(WHAT THE TASK ASKS) Looking through the records below, please work out how many lines contain "Polo". Give only that number.

(Entries from a dataset of interfaces)
___

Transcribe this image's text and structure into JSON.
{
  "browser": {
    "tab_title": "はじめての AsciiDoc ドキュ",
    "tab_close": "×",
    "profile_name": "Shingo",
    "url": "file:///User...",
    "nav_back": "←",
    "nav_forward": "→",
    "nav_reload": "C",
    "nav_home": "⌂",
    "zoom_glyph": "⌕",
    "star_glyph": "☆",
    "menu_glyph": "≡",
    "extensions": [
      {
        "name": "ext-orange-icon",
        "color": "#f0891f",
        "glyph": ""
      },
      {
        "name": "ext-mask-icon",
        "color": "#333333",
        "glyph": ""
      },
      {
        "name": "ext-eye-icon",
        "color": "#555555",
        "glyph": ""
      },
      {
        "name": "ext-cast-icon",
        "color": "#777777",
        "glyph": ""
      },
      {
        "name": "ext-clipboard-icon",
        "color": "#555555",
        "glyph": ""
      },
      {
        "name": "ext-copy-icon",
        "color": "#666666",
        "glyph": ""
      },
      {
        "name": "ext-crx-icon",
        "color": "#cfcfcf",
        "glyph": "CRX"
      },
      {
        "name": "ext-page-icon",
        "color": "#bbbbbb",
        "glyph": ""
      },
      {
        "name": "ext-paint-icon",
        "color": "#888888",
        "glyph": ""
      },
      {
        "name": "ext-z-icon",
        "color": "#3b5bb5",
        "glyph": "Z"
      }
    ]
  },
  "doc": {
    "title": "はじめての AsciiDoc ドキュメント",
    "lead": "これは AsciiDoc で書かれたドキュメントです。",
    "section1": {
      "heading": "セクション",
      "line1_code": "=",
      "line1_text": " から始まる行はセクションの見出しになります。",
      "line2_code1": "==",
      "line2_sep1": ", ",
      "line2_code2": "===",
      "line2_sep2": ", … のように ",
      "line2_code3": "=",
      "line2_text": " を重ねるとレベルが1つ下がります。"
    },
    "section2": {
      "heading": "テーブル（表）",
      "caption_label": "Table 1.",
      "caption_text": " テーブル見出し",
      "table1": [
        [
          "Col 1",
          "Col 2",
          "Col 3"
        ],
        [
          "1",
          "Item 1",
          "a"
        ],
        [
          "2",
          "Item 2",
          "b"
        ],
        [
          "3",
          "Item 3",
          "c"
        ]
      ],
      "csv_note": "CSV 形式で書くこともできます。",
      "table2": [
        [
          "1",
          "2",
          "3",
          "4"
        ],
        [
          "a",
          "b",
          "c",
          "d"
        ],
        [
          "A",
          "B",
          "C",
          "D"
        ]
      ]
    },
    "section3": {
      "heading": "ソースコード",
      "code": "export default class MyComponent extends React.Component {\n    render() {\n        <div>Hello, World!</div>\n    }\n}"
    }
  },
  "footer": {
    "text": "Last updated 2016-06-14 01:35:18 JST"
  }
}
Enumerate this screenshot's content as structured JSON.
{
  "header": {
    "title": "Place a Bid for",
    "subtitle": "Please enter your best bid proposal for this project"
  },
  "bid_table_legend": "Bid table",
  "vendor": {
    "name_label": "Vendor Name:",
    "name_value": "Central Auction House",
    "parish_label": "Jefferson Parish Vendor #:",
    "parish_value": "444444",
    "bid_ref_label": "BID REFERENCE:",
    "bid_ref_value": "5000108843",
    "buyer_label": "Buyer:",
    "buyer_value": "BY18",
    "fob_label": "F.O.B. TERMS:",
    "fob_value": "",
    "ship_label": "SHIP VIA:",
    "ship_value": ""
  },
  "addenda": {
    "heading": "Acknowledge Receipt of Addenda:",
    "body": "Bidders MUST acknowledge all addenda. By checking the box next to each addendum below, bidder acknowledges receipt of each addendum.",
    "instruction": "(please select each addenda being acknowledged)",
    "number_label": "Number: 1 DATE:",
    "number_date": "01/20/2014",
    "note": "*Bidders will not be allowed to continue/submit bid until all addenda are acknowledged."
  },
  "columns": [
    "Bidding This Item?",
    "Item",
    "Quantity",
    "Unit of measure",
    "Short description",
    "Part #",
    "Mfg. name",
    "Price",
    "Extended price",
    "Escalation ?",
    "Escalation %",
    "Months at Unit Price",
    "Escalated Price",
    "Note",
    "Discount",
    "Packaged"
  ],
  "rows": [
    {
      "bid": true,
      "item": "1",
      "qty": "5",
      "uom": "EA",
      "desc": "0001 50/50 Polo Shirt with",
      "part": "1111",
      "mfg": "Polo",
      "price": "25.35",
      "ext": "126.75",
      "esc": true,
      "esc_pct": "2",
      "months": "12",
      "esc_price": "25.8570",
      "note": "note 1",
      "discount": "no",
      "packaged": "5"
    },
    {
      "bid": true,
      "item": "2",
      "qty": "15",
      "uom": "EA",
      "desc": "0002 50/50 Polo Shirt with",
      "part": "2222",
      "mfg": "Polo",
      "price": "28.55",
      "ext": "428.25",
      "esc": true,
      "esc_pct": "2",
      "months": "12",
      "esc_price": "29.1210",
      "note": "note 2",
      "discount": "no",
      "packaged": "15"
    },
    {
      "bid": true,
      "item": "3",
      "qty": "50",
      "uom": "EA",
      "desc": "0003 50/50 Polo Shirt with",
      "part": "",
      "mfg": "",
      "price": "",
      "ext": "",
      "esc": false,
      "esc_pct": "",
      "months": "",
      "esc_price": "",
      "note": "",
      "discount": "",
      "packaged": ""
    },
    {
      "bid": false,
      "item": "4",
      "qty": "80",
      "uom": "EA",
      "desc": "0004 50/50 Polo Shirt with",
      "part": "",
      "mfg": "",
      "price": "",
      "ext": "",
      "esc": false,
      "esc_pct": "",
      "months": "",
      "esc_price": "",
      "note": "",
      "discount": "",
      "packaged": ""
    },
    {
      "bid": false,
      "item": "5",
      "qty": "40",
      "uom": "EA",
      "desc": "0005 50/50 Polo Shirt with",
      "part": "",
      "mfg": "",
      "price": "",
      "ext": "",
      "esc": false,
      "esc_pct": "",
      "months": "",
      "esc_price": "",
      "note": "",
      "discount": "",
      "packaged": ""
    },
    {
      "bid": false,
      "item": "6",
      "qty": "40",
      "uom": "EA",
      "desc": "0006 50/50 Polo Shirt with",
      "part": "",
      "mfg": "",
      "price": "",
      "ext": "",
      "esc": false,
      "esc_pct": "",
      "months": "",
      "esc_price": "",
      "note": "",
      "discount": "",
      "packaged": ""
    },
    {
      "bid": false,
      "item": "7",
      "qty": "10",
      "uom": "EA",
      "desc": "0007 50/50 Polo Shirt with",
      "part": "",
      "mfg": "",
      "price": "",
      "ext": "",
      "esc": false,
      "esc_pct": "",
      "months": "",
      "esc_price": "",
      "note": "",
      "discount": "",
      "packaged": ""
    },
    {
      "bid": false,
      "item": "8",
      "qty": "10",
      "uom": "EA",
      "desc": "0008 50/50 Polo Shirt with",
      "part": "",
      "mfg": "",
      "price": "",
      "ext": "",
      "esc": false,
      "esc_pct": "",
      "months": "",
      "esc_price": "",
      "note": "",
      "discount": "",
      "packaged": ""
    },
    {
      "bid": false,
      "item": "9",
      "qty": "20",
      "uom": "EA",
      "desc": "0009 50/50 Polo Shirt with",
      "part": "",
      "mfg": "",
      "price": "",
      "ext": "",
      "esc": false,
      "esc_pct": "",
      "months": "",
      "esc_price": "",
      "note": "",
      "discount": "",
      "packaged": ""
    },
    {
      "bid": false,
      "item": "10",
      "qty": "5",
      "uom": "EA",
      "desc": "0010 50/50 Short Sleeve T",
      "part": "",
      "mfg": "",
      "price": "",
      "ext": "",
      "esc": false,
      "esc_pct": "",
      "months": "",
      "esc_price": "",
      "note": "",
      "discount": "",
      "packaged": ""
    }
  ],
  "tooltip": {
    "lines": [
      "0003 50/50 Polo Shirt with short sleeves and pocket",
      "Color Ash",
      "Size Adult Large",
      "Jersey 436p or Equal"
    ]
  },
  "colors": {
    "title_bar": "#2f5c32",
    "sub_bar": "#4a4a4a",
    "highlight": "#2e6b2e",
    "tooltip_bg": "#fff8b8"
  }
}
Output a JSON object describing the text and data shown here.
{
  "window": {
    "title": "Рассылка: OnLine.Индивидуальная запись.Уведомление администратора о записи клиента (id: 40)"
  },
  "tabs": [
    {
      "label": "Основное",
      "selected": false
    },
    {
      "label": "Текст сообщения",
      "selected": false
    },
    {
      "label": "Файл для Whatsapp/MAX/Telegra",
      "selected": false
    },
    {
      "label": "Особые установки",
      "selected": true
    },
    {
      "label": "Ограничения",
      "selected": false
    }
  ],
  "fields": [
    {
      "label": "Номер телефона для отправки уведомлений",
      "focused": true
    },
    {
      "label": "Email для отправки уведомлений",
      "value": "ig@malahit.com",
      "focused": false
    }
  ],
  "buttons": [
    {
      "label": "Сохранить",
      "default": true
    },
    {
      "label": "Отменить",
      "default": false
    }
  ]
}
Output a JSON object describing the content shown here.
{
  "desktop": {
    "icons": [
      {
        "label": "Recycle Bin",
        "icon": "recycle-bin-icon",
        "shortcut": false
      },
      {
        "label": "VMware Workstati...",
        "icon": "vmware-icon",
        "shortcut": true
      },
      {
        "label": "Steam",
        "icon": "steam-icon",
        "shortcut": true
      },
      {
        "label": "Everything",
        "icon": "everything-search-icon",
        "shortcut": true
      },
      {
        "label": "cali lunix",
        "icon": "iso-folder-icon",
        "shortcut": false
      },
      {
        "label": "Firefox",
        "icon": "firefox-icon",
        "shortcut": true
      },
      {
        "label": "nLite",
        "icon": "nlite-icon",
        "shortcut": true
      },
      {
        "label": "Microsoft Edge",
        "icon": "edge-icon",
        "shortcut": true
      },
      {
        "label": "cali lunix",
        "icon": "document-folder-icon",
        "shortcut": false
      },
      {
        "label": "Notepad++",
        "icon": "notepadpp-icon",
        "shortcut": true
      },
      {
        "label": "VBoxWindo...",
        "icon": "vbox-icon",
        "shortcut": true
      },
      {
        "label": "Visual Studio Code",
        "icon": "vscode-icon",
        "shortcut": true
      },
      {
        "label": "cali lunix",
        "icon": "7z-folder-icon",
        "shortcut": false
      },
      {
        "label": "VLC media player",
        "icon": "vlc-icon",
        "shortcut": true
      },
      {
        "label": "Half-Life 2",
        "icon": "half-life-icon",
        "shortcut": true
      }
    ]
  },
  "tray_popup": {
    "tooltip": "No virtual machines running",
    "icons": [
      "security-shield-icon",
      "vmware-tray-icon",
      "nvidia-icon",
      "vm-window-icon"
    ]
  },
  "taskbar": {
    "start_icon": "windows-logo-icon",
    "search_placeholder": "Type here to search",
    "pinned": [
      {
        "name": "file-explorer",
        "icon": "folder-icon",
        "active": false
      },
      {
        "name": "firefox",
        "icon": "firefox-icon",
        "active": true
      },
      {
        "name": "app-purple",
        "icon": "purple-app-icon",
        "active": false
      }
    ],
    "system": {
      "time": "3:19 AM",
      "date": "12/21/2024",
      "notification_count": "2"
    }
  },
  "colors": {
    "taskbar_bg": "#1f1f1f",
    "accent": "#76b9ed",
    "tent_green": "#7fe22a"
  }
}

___

(ANSWER BOX) 12